Segment Start: Data for this exercise

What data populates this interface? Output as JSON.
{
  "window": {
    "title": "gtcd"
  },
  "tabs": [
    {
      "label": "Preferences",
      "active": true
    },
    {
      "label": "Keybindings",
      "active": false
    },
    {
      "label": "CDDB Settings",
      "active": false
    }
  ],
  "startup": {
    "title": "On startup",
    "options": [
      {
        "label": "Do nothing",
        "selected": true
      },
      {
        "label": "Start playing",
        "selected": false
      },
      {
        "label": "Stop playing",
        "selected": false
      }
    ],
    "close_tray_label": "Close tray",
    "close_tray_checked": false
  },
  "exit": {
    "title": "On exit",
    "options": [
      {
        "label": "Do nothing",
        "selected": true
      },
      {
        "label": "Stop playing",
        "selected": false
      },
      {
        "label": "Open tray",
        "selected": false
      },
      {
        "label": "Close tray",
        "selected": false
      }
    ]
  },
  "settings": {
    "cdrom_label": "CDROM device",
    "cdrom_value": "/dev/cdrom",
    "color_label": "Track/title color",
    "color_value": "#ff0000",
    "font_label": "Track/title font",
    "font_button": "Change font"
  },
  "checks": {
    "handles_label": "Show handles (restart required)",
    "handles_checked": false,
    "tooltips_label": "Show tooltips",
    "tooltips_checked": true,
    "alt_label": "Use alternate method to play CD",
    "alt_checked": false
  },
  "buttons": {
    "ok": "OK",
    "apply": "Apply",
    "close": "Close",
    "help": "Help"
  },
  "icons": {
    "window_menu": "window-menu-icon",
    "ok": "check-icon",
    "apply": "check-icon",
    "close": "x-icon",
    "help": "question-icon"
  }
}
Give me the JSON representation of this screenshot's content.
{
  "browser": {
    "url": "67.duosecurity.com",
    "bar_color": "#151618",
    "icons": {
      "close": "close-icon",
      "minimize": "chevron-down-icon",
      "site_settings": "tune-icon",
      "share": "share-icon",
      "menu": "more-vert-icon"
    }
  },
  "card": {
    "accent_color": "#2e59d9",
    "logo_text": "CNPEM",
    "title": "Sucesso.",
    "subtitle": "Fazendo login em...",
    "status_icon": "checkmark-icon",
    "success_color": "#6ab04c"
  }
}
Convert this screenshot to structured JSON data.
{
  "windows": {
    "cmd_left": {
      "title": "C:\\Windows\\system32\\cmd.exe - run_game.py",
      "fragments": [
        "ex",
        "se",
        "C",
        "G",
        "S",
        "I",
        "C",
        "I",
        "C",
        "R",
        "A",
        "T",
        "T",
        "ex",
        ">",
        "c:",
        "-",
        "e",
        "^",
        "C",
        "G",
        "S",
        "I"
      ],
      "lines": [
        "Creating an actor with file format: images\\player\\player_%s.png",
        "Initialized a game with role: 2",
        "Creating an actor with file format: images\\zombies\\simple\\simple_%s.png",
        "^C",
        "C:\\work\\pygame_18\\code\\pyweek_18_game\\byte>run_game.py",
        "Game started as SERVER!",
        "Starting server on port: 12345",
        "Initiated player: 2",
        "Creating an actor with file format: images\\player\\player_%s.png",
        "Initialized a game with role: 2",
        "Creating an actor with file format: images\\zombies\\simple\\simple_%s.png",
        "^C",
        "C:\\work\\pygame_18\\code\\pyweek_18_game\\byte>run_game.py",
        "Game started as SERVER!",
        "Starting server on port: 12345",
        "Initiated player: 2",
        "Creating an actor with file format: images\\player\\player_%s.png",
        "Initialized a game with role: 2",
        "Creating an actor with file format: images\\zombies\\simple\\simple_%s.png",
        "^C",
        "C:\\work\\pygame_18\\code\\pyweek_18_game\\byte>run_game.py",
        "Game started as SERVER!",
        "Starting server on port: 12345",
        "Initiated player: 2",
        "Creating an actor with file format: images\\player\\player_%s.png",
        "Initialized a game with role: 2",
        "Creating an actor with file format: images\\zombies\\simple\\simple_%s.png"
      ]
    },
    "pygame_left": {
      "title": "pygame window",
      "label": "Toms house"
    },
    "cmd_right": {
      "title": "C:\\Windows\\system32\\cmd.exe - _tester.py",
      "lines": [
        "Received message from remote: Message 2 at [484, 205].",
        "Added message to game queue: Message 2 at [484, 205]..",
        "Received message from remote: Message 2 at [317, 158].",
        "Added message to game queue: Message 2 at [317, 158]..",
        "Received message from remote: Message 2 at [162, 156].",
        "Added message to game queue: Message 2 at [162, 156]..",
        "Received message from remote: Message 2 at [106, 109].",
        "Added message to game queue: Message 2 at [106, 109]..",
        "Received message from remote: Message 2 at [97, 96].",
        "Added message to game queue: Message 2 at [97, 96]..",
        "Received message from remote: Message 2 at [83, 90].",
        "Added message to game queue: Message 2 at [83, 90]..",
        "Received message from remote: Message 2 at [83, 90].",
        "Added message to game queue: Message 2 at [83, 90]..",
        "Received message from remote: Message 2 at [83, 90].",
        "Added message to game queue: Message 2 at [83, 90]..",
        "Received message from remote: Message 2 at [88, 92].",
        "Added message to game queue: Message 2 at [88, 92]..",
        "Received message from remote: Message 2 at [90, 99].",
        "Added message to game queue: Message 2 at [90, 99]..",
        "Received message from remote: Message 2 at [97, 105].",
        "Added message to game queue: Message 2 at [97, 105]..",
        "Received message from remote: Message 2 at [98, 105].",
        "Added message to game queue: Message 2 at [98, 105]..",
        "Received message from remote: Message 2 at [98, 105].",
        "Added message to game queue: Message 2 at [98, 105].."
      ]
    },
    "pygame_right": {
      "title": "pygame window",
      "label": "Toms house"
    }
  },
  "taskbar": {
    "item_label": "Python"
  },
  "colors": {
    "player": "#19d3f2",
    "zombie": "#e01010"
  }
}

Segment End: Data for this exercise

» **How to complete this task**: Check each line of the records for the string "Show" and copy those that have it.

» **Finished exercise**:
    "handles_label": "Show handles (restart required)",
    "tooltips_label": "Show tooltips",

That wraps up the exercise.